Toronto’s Grant Lyle has long been making his mark on the Canadian music scene with his authentic version of acoustic blues. With already seven albums under his belt, Lyle has become one of the few ambassadors for classic rock in the digital age of music. His latest release, So There, employs a refreshingly classic sound that is complemented by his breezy and sing-along lyrics.
So There is straight up, no nonsense rock and roll, rooted in a sound of blues rock that is reminiscent of the styles of Eric Clapton, Joe Cocker, and Stevie Ray Vaughan. With his world-weary vocals, perfect guitar picking, and bluesy melodies, Lyle’s style is so faithful to the blues rock blueprint that the album sounds as though it was recorded in the studio next to Clapton while he was recording Layla and Other Assorted Love Songs with Derek and the Dominos.
The album opens with the sticky reverb and spacey vibrations of “Impressions,” a three minute atmospheric instrumental that sets the stage for the rest of the blues tunes to come. The first song on So There is “Let It Out,” which can easily be mistaken for a Clapton cover.
Lyle has been in the music game for a long time, and his experience with production and songwriting is apparent on the album. Making sure not to pigeonhole himself into one category, Lyle builds on his standard of blues rock by branching out and taking elements from other genres to make his own distinct sound.
Songs such as “I Will Wait” and “Walk On” are perfectly crafted in the classic rock vein, but Lyle pushes his boundaries with “Cheri Ann (Long Way To Go)” and “From the Hills.” “Cheri Ann” sounds like the b-side to “The Weight” by The Band, while “From the Hills” adds in an old school country sound, with the twangy guitars and wistful harmonica accompanying his been-there-done-it-all vocals.
Lyle doesn’t limit himself in his harvesting of other genres – “Librium” and “Lost in Temptation” are akin to the Black Crowes, with the melding of blues rock with the 90s alternative rock sound. For fans of hardcore blues, Lyle has a couple gifts for you, too. His cover of Son House’s Levee Moan” is a prize of a tribute, and the subtle swagger of the guitar in “Trouble Blues” sounds like it could back Albert King in his heyday.
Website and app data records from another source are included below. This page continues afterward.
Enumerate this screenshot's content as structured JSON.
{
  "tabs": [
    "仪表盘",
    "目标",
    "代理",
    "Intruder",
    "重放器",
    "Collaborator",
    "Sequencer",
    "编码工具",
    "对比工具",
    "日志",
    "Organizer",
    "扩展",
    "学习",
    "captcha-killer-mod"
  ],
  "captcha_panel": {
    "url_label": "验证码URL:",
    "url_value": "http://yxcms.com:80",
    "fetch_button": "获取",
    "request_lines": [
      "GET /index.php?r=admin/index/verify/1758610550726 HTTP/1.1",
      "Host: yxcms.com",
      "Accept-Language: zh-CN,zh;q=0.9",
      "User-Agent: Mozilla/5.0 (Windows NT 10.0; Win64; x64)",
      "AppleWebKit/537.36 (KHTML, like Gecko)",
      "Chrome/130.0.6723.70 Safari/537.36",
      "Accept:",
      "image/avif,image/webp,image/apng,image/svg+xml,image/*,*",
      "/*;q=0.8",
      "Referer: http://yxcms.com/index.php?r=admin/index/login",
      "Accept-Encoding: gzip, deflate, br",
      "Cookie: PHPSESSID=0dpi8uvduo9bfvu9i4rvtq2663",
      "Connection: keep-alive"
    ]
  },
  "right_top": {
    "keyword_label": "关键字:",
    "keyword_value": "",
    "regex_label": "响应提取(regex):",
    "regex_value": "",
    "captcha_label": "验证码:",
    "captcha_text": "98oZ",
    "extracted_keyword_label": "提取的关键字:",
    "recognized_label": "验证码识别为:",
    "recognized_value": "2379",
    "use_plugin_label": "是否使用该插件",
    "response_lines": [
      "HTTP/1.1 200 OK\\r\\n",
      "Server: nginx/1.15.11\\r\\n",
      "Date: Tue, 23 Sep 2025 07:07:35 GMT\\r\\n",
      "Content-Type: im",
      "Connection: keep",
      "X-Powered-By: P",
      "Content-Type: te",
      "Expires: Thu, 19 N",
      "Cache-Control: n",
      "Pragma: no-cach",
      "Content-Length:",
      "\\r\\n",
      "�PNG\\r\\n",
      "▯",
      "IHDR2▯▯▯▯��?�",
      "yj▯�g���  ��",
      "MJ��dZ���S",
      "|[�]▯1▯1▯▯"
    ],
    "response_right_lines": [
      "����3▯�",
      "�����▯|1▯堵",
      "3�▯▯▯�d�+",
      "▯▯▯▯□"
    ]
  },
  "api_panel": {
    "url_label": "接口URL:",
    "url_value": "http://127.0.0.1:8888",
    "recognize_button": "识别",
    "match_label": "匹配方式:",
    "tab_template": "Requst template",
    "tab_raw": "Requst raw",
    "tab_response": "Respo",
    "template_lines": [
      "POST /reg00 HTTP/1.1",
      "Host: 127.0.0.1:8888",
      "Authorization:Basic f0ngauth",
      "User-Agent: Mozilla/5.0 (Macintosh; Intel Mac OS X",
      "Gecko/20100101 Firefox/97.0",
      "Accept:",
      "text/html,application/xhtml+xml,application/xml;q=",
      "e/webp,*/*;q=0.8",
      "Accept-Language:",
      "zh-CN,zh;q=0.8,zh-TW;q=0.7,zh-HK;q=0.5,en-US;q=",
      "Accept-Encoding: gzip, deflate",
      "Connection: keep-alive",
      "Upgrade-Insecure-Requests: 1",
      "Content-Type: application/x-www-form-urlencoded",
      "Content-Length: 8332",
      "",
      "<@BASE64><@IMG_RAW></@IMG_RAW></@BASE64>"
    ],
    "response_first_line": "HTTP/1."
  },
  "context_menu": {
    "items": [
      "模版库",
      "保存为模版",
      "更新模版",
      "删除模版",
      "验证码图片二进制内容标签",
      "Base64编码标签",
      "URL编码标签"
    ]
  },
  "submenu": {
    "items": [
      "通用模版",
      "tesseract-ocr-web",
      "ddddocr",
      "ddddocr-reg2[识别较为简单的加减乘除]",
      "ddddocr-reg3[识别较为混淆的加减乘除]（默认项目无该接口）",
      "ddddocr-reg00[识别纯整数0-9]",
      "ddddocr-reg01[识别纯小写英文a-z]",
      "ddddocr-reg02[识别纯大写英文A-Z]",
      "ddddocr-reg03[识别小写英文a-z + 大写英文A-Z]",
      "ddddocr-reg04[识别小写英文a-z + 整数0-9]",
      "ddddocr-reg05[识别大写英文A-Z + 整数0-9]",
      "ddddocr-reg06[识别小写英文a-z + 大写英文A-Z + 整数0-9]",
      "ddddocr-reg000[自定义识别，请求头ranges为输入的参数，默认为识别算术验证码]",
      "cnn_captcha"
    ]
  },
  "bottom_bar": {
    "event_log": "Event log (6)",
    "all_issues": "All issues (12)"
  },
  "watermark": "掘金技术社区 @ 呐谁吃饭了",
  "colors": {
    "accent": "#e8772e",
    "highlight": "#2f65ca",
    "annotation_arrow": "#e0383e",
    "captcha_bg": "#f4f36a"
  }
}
So There showcases the best of Lyle – flawless musicianship, adeptness in songwriting, and a slick production that manages to modernize all of the conventional blues elements that Lyle plays with. The result is an album that is both contemporarily catchy and respectfully traditional at the same time.
So There can be heard here.